**YOUR OBJECTIVE**
Could you return all of the records exactly, minus their images?

**EXTRACTED ENTRIES**
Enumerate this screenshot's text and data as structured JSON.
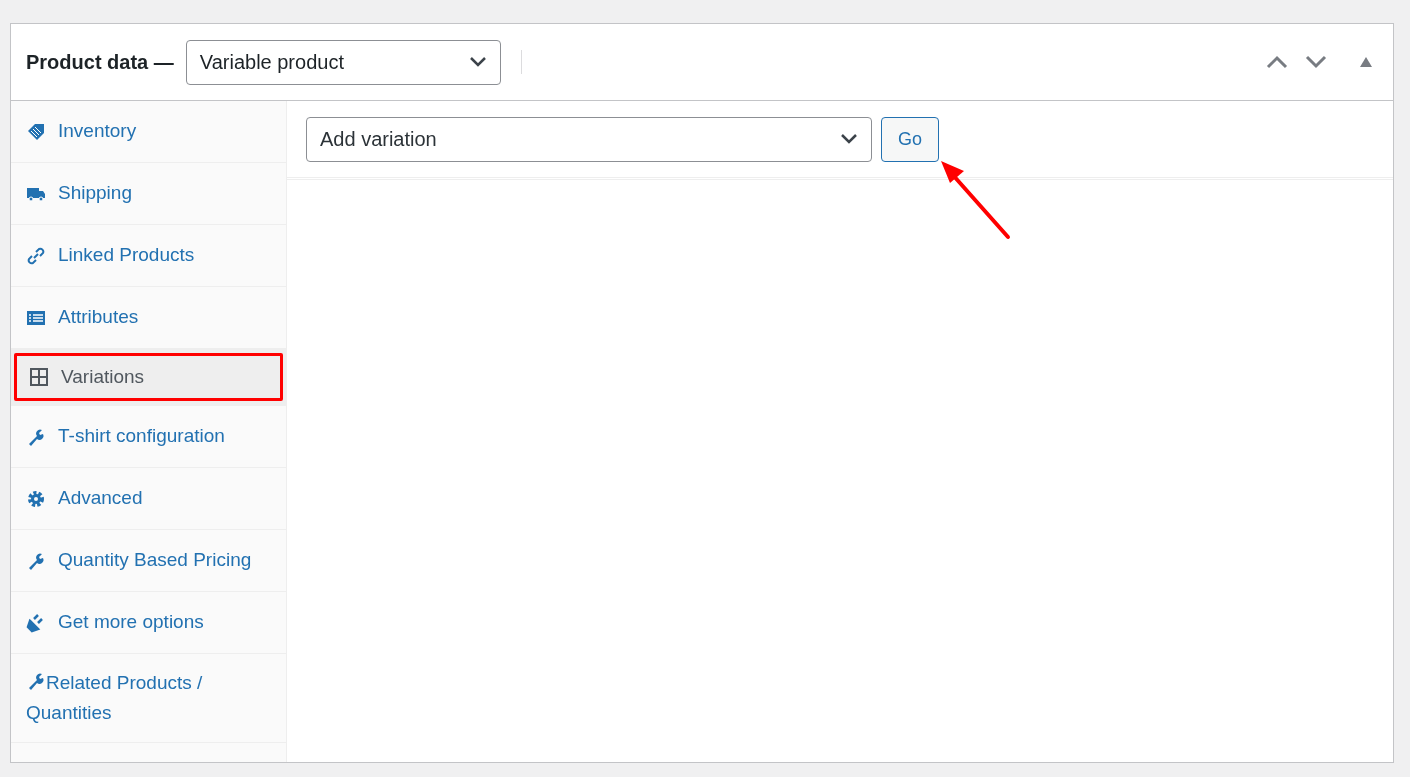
{
  "header": {
    "title": "Product data —",
    "product_type": "Variable product"
  },
  "sidebar": {
    "items": [
      {
        "label": "Inventory",
        "selected": false
      },
      {
        "label": "Shipping",
        "selected": false
      },
      {
        "label": "Linked Products",
        "selected": false
      },
      {
        "label": "Attributes",
        "selected": false
      },
      {
        "label": "Variations",
        "selected": true
      },
      {
        "label": "T-shirt configuration",
        "selected": false
      },
      {
        "label": "Advanced",
        "selected": false
      },
      {
        "label": "Quantity Based Pricing",
        "selected": false
      },
      {
        "label": "Get more options",
        "selected": false
      },
      {
        "label": "Related Products / Quantities",
        "selected": false
      }
    ]
  },
  "variations": {
    "action": "Add variation",
    "button": "Go"
  }
}
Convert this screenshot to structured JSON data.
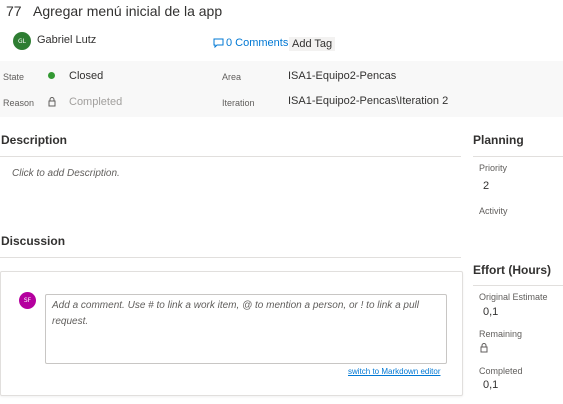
{
  "work_item": {
    "id": "77",
    "title": "Agregar menú inicial de la app",
    "assignee": {
      "initials": "GL",
      "name": "Gabriel Lutz",
      "avatar_color": "#2e7d32"
    },
    "comments_link": "0 Comments",
    "add_tag_label": "Add Tag"
  },
  "fields": {
    "state": {
      "label": "State",
      "value": "Closed",
      "dot_color": "#339933"
    },
    "reason": {
      "label": "Reason",
      "value": "Completed"
    },
    "area": {
      "label": "Area",
      "value": "ISA1-Equipo2-Pencas"
    },
    "iteration": {
      "label": "Iteration",
      "value": "ISA1-Equipo2-Pencas\\Iteration 2"
    }
  },
  "description": {
    "heading": "Description",
    "placeholder": "Click to add Description."
  },
  "discussion": {
    "heading": "Discussion",
    "user_initials": "SF",
    "user_avatar_color": "#b4009e",
    "comment_placeholder": "Add a comment. Use # to link a work item, @ to mention a person, or ! to link a pull request.",
    "markdown_switch": "switch to Markdown editor"
  },
  "planning": {
    "heading": "Planning",
    "priority_label": "Priority",
    "priority_value": "2",
    "activity_label": "Activity"
  },
  "effort": {
    "heading": "Effort (Hours)",
    "original_estimate_label": "Original Estimate",
    "original_estimate_value": "0,1",
    "remaining_label": "Remaining",
    "completed_label": "Completed",
    "completed_value": "0,1"
  },
  "icons": {
    "comment": "comment-icon",
    "lock": "lock-icon"
  }
}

**ANSWER TO THIS EXERCISE**
Enumerate this screenshot's text and data as structured JSON.
{
  "header": {
    "title": "Product data —",
    "product_type": "Variable product"
  },
  "sidebar": {
    "items": [
      {
        "label": "Inventory",
        "selected": false
      },
      {
        "label": "Shipping",
        "selected": false
      },
      {
        "label": "Linked Products",
        "selected": false
      },
      {
        "label": "Attributes",
        "selected": false
      },
      {
        "label": "Variations",
        "selected": true
      },
      {
        "label": "T-shirt configuration",
        "selected": false
      },
      {
        "label": "Advanced",
        "selected": false
      },
      {
        "label": "Quantity Based Pricing",
        "selected": false
      },
      {
        "label": "Get more options",
        "selected": false
      },
      {
        "label": "Related Products / Quantities",
        "selected": false
      }
    ]
  },
  "variations": {
    "action": "Add variation",
    "button": "Go"
  }
}
Convert this screenshot to structured JSON data.
{
  "work_item": {
    "id": "77",
    "title": "Agregar menú inicial de la app",
    "assignee": {
      "initials": "GL",
      "name": "Gabriel Lutz",
      "avatar_color": "#2e7d32"
    },
    "comments_link": "0 Comments",
    "add_tag_label": "Add Tag"
  },
  "fields": {
    "state": {
      "label": "State",
      "value": "Closed",
      "dot_color": "#339933"
    },
    "reason": {
      "label": "Reason",
      "value": "Completed"
    },
    "area": {
      "label": "Area",
      "value": "ISA1-Equipo2-Pencas"
    },
    "iteration": {
      "label": "Iteration",
      "value": "ISA1-Equipo2-Pencas\\Iteration 2"
    }
  },
  "description": {
    "heading": "Description",
    "placeholder": "Click to add Description."
  },
  "discussion": {
    "heading": "Discussion",
    "user_initials": "SF",
    "user_avatar_color": "#b4009e",
    "comment_placeholder": "Add a comment. Use # to link a work item, @ to mention a person, or ! to link a pull request.",
    "markdown_switch": "switch to Markdown editor"
  },
  "planning": {
    "heading": "Planning",
    "priority_label": "Priority",
    "priority_value": "2",
    "activity_label": "Activity"
  },
  "effort": {
    "heading": "Effort (Hours)",
    "original_estimate_label": "Original Estimate",
    "original_estimate_value": "0,1",
    "remaining_label": "Remaining",
    "completed_label": "Completed",
    "completed_value": "0,1"
  },
  "icons": {
    "comment": "comment-icon",
    "lock": "lock-icon"
  }
}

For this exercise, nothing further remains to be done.